# [Website and app data records]
========================

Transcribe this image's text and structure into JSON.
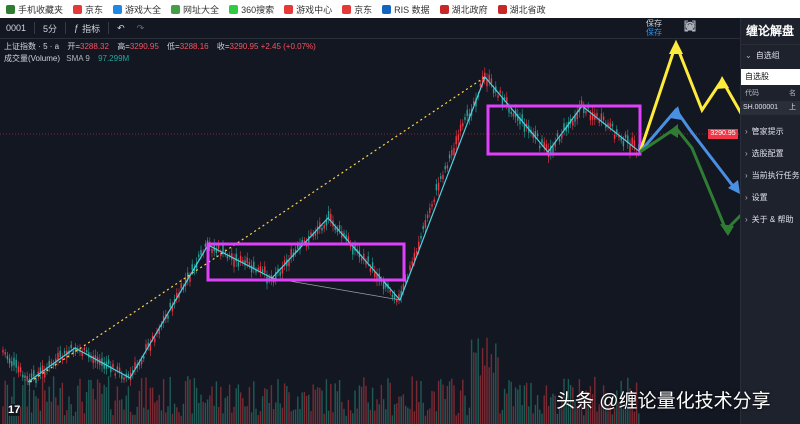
{
  "bookmarks": [
    {
      "label": "手机收藏夹",
      "color": "#2e7d32"
    },
    {
      "label": "京东",
      "color": "#e53935"
    },
    {
      "label": "游戏大全",
      "color": "#1e88e5"
    },
    {
      "label": "网址大全",
      "color": "#43a047"
    },
    {
      "label": "360搜索",
      "color": "#2ecc40"
    },
    {
      "label": "游戏中心",
      "color": "#e53935"
    },
    {
      "label": "京东",
      "color": "#e53935"
    },
    {
      "label": "RIS 数据",
      "color": "#1565c0"
    },
    {
      "label": "湖北政府",
      "color": "#c62828"
    },
    {
      "label": "湖北省政",
      "color": "#c62828"
    }
  ],
  "toolbar": {
    "symbol_code": "0001",
    "interval": "5分",
    "indicators_label": "指标",
    "save_label": "保存",
    "save_sub": "保存"
  },
  "legend": {
    "symbol_title": "上证指数 · 5 · a",
    "open_label": "开=",
    "open": "3288.32",
    "high_label": "高=",
    "high": "3290.95",
    "low_label": "低=",
    "low": "3288.16",
    "close_label": "收=",
    "close": "3290.95",
    "change": "+2.45 (+0.07%)",
    "volume_label": "成交量(Volume)",
    "sma_label": "SMA 9",
    "volume_value": "97.299M"
  },
  "price_tag": "3290.95",
  "panel": {
    "title": "缠论解盘",
    "watchlist_group": "自选组",
    "watchlist_name": "自选股",
    "col_code": "代码",
    "col_name": "名",
    "row_code": "SH.000001",
    "row_name": "上",
    "items": [
      "管家提示",
      "选股配置",
      "当前执行任务",
      "设置",
      "关于 & 帮助"
    ]
  },
  "watermark": "头条 @缠论量化技术分享",
  "colors": {
    "background": "#131722",
    "up": "#f23645",
    "down": "#26a69a",
    "box": "#e040fb",
    "trend": "#4dd0e1"
  }
}
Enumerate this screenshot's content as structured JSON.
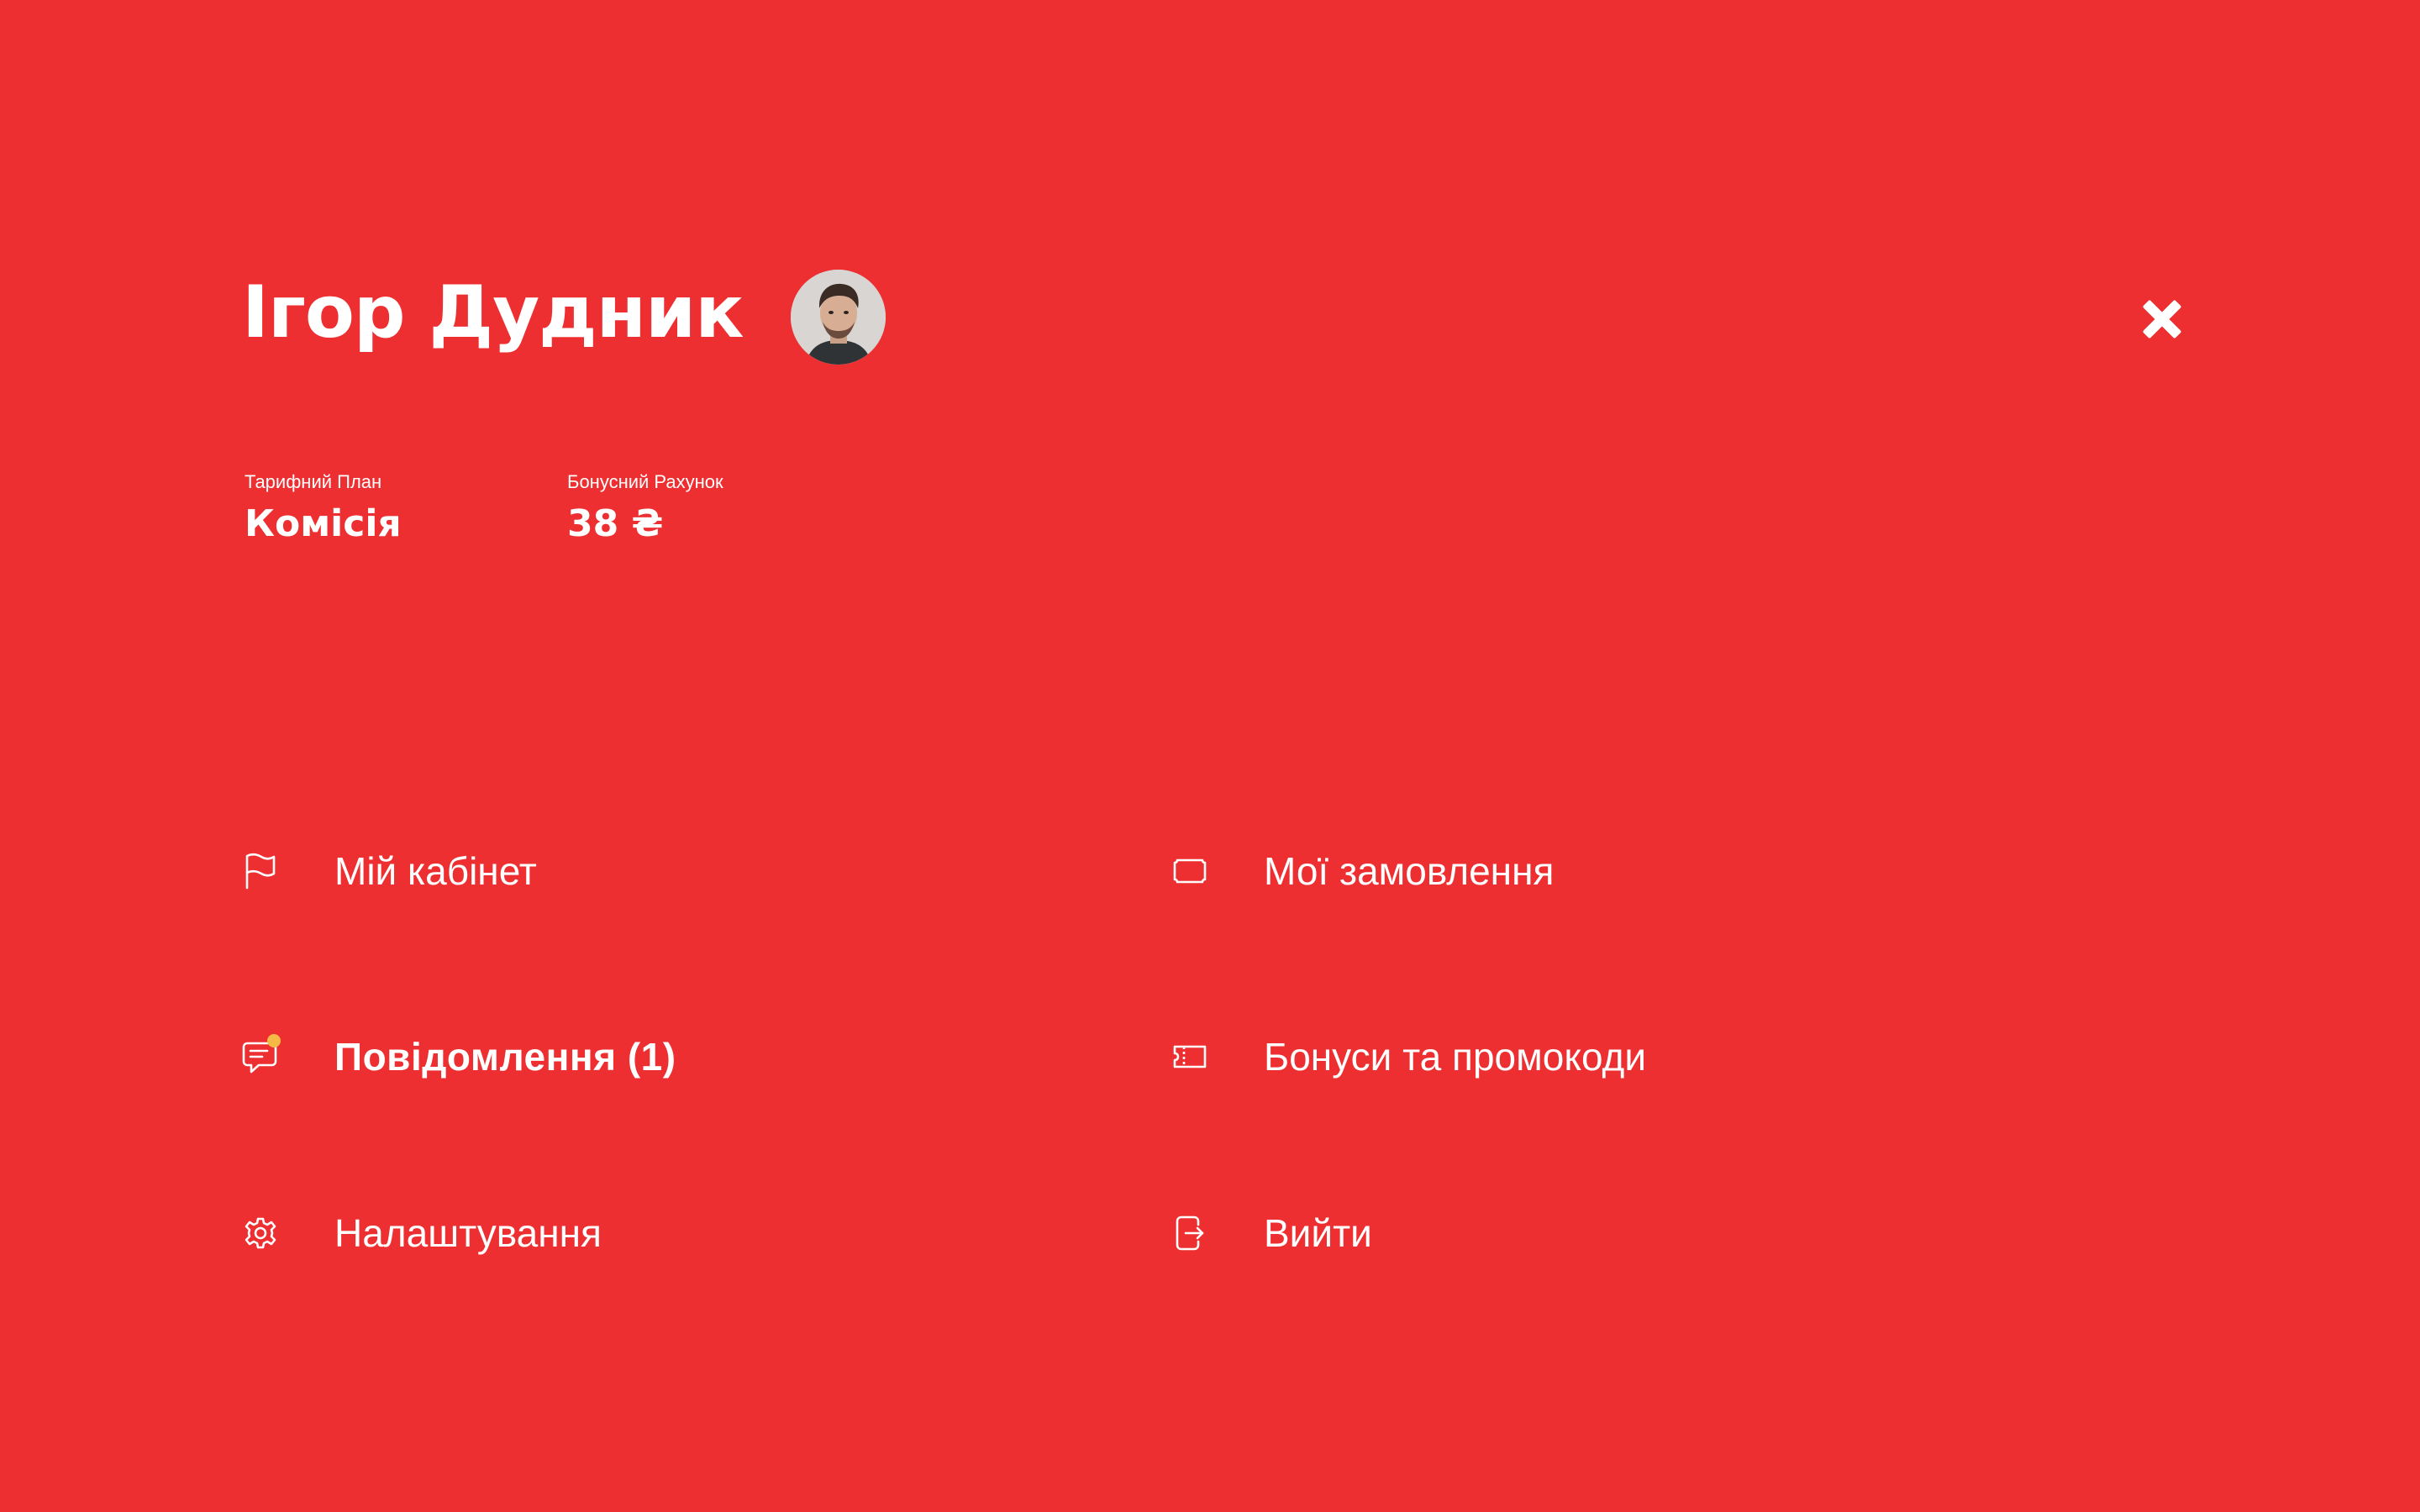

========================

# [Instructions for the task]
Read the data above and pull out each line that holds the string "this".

# [Finished exercise]
Transcribe this image's text and structure into JSON.
Enumerate this screenshot's content as structured JSON.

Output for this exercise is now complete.